## ASSIGNMENT
Output the full set of records exactly.

## MATERIAL FOR THE TASK
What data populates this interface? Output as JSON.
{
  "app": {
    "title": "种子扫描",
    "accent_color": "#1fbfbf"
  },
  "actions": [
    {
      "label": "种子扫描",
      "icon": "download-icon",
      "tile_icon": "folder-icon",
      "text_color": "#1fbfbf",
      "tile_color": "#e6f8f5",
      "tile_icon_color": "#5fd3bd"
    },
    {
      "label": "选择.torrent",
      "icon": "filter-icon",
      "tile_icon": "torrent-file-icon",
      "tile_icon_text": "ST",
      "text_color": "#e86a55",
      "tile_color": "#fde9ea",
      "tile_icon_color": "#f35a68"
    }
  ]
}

## EXPECTED OUTPUT
What data populates this interface? Output as JSON.
{
  "app": {
    "title": "种子扫描",
    "accent_color": "#1fbfbf"
  },
  "actions": [
    {
      "label": "种子扫描",
      "icon": "download-icon",
      "tile_icon": "folder-icon",
      "text_color": "#1fbfbf",
      "tile_color": "#e6f8f5",
      "tile_icon_color": "#5fd3bd"
    },
    {
      "label": "选择.torrent",
      "icon": "filter-icon",
      "tile_icon": "torrent-file-icon",
      "tile_icon_text": "ST",
      "text_color": "#e86a55",
      "tile_color": "#fde9ea",
      "tile_icon_color": "#f35a68"
    }
  ]
}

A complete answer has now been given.